If you've been perusing the web lately, you might have heard talk of "super acne." Although this might sound like something from a '50s sci-fi flick, it's actually very real. A study released at the British Association of Dermatologists' Annual Conference revealed that a new strain of acne is actually immune to antibiotics. Before you start panicking, we got some details from NYC dermatologist Dr. Howard Sobel to learn what we can do to fight super acne.
So...what is it?
“Super acne” isn't some crazy form of acne that's threatening to take over the world. Rather, it's a strain of bacteria—which is all acne is—that's wreaking havoc on some already blemish-prone skin. The worst part: It seems to have built of a resistance to treatment via antibiotics. This "super" strain is a genetic mutation that occurs when bacteria is exposed to antibiotics for a prolonged period of time

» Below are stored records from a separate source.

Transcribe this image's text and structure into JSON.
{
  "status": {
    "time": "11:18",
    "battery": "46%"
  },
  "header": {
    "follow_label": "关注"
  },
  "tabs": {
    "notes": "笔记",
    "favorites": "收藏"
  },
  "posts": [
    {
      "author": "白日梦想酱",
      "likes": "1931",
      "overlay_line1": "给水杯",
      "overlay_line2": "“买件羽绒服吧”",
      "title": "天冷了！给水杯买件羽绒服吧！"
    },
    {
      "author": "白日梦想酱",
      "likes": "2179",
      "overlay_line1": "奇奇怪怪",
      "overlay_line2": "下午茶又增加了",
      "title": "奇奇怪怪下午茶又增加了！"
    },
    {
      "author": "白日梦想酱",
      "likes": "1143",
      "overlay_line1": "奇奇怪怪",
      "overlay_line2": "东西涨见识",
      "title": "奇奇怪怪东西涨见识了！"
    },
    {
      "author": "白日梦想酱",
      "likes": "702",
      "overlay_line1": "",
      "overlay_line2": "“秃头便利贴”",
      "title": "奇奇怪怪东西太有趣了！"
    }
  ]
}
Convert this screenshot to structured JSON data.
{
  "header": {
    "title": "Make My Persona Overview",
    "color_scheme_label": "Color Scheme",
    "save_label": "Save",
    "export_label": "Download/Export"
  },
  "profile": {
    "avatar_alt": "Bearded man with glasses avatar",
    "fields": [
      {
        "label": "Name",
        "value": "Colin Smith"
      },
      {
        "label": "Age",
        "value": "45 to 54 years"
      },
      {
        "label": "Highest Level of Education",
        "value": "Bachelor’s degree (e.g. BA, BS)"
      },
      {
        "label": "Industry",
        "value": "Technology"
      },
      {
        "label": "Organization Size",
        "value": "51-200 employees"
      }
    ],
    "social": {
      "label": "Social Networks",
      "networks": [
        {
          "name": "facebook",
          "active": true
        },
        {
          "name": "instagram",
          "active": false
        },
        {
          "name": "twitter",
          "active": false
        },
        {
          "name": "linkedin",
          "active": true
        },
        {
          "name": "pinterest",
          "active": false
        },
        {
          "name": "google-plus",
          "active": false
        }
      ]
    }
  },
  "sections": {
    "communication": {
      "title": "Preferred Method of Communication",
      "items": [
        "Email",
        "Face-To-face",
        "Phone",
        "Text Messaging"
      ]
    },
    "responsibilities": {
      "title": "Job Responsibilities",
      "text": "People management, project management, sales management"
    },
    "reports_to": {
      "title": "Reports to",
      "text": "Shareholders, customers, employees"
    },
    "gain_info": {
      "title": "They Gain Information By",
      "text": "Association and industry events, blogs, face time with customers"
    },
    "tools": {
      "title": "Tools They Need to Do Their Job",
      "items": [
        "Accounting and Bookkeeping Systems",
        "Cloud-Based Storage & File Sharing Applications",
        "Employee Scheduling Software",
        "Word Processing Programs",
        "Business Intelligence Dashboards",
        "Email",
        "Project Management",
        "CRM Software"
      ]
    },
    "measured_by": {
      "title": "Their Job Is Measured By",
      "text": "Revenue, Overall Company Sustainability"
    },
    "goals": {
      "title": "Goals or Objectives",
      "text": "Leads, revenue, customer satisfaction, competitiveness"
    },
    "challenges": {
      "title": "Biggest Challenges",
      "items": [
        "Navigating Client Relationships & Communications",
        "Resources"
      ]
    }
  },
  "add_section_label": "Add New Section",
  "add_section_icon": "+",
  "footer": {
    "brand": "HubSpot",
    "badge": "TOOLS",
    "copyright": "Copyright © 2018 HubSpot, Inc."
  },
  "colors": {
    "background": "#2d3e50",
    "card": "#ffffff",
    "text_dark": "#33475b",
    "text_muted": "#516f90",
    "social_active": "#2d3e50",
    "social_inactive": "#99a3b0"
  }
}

Now, is super acne really as big of a deal as the Internet would have you believe? The short answer. Maybe. "Super acne could potentially become very threatening, but as of now 'super acne' should be evaluated by a dermatologist before moving towards antibiotics," explains Dr. Sobel. If your derm thinks you might be suffering from "super acne" and prescribes antibiotics, it may only be for a limited time and is usually combined with topical products, he says.
Who is susceptible?
Although acne can target anyone (curses!), Dr. Sobel says "super acne" is occurring in primarily teens between the ages of 15 and 17. But, that doesn't mean that everyone who gets a persistent pimple needs to make an emergency appointment with their derm tomorrow! In fact, if you typically suffer from acne, that doesn't necessarily mean you're at a higher risk.
If you normally suffer from acne and it doesn’t heal with over-the-counter treatments—such as benzoyl peroxide and salicylic/glycolic acid—the next step would be prescription antibiotics, explains Dr. Sobel. It's when you use antibiotics for a prolonged period of time, that's where the trouble occurs. Not because you're already prone to acne. So, just because you're a blemish sufferer doesn't mean you're going to develop "super acne."
So, you have "super acne," now what?
"The way you would treat regular acne is by using antibiotics and/or treatments that reduce inflammation and bacteria from forming," says Dr. Sobel. "If you become resistant to antibiotics and have persistent cystic acne, the next step would be a drug called Accutane. It is a vitamin A derivative (isotretinoin) and is taken for a period of five months." Of course, before taking any prescription or drastic measure, it's always best to consult a dermatologist and give topical treatments a try.
Take a peek at some of our picks for topical acne treatments to try before calling the derm.
Voted the top pick for acne treatments in the Reviewers' Choice Awards, Murad's spot treatment is a great option to take care of an unexpected blemish. With anti-inflammatory ingredients, this treatment reduces both redness and size.
Kiehl's sulfur-rich acne treatment is meant for adult acne. With 10 percent sulfur and Vitamin B3, this formula is designed to help fight off bacteriacausing acne and soothe older skin.
This fast-acting serum is designed to reduce the look of blemishes. Acceptable for use on all skin types, this serum sinks into skin quickly to get right to work
Which acne treatment do you swear by? Let us know your best products and tips for fighting blemishes.